As people have said, there are saddle designs that significantly alleviate these problemns. Researchers also recommend that you get out of the saddle at least once every 20 minutes of riding for a few minutes in order to let the blood flow return.

I recently bought a bike and of course had to immediately replace the saddle with one that won't cause these problems. I mentioned it to the sales guy (at River City) and he was basically like, "Oh, that's BS. I think they just made that up to sell more saddles."

He couldn't be more wrong. But it's really only a risk for people who ride frequently, i.e., several times a week.

Protect your choad!
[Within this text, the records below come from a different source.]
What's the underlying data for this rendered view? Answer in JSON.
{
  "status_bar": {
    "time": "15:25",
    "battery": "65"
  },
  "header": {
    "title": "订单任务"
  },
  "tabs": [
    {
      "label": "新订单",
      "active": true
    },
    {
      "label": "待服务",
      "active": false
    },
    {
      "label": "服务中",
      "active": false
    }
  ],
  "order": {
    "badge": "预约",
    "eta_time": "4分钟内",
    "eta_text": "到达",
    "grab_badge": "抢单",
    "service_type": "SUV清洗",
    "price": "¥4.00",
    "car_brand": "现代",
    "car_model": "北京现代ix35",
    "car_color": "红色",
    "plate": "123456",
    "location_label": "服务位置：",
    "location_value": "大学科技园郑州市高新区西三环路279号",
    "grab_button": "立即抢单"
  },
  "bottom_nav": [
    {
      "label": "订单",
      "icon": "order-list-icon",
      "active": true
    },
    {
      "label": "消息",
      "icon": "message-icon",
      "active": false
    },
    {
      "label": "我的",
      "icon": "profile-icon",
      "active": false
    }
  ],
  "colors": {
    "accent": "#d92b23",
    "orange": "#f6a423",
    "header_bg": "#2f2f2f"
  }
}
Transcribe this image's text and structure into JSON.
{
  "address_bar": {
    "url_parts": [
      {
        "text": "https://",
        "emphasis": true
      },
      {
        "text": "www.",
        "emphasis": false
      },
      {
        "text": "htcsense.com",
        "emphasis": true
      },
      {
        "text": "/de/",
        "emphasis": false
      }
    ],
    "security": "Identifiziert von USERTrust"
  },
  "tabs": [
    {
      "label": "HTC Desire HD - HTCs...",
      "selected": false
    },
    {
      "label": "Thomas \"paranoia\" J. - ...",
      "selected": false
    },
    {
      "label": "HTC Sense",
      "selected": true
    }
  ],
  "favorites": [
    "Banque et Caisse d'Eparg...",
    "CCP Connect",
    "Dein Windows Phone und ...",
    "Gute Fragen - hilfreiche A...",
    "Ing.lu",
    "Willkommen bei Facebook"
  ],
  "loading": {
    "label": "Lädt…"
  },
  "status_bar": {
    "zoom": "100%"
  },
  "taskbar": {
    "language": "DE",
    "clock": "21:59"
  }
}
Get a good saddle.

tao
09-29-2006, 01:08 PM
I saw on at the Bike Galley Hollywood store (as BillD mentioned) and River City has one too.

Have fun with that thing.:)

monsieurcris
10-03-2006, 07:13 AM
I believe any specialized dealer- for SURE Rivercity City- should have the specialized "Ass-ometer" (as theyre technically called) for measuring sit bones.

DJoos
10-03-2006, 04:52 PM
Hollywood bike gallery still has an "ass o'meter" and they have a 30 day return policy on saddles as well, just try to avoid damaging them. the position of your saddle, your riding position and the fit of your bike all play into the numbness/bloodflow/presure issue. if it seems to be excessive you should consult a fitting specialist to avoid future problems.

nm973
10-05-2006, 01:43 AM
Kissler's also has the "ass-o-meter".